Nitrogen passes between living organisms and the nonliving world in a biogeochemical cycle known as the global nitrogen cycle. In organisms, this element is one of the most abundant and is required in DNA, RNA, and proteins. In our largest nitrogen reservoir—the atmosphere—nitrogen gas (N2) is the most abundant gas, making up 78% of the air we breath. Although it is ubiquitous in the environment, nitrogen gas is not accessible to most living organisms. Only certain types of bacteria—the nitrogen fixers—can break the N2 triple bond and thereby tap this atmospheric reservoir. In addition to nitrogen-fixing bacteria, humans have also been converting nitrogen gas into other chemical forms to make fertilizers. Both natural and industrial nitrogen fixation convert nitrogen into usable forms that the rest of life on Earth can use.
In the global nitrogen cycle, most of the nitrogen fluxes take place among organisms or between organisms and the atmosphere. Nitrogen fixers convert N2 into NH4+. Other bacteria convert NH4+ to NO3-. Plants take up these nitrogenous compounds and use them to build DNA, proteins, and other organic molecules. These organic molecules then provide nitrogen to the rest of life on Earth.
As in the carbon cycle, humans have interfered significantly in the global nitrogen cycle. Before the production and mass use of fertilizers, usable nitrogen-containing compounds were in short supply in the environment. Nitrogen-fixing bacteria produced most of the available nitrogen. However, humans are currently supplying as much fixed nitrogen in the form of fertilizers as is fixed by natural processes. Usable nitrogen is now overly abundant in the environment and this is having negative consequences. The excess nitrogen from fertilizers contaminates groundwater, lakes, rivers, and oceans. In many aquatic ecosystems, the excess nitrogen upsets the balance of life, favoring the growth of algae at the expense of other organisms.
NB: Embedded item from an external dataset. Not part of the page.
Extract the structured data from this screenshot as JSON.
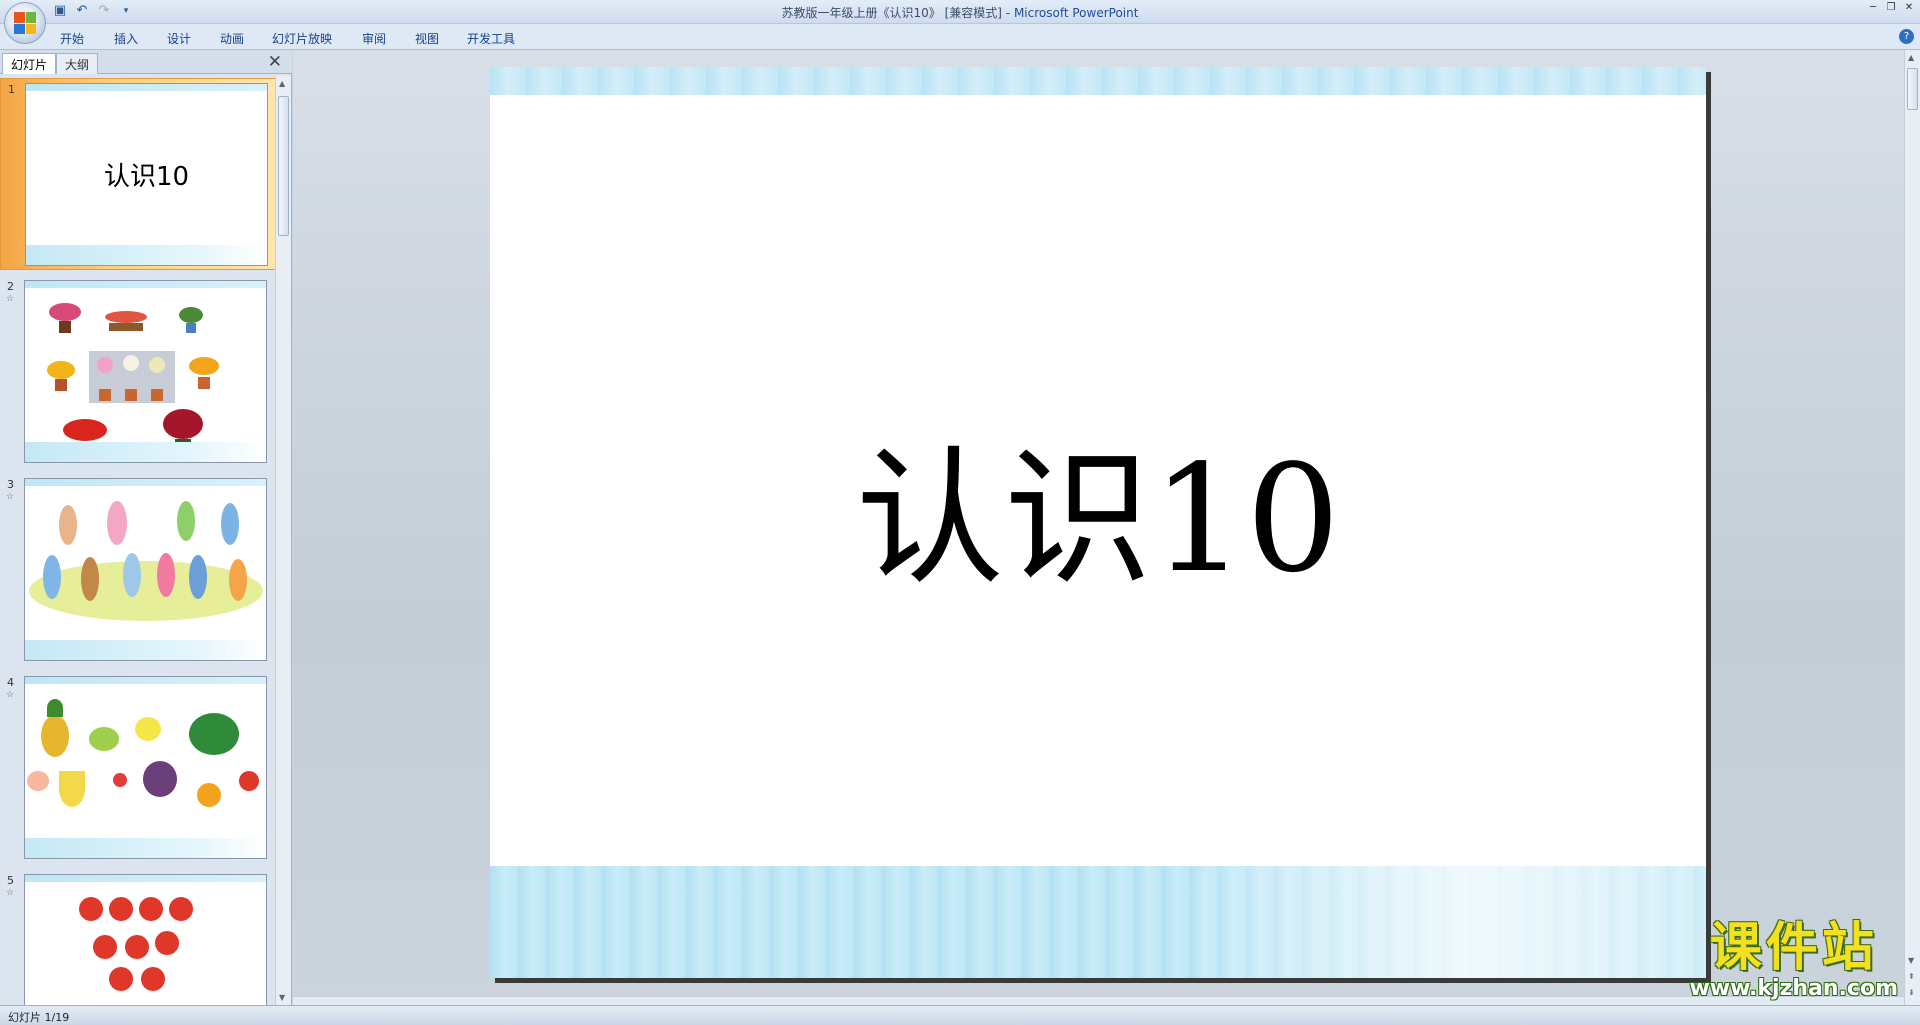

Textbook Reference: Concept 45.3 Certain Biogeochemical Cycles Are Especially Critical for Ecosystems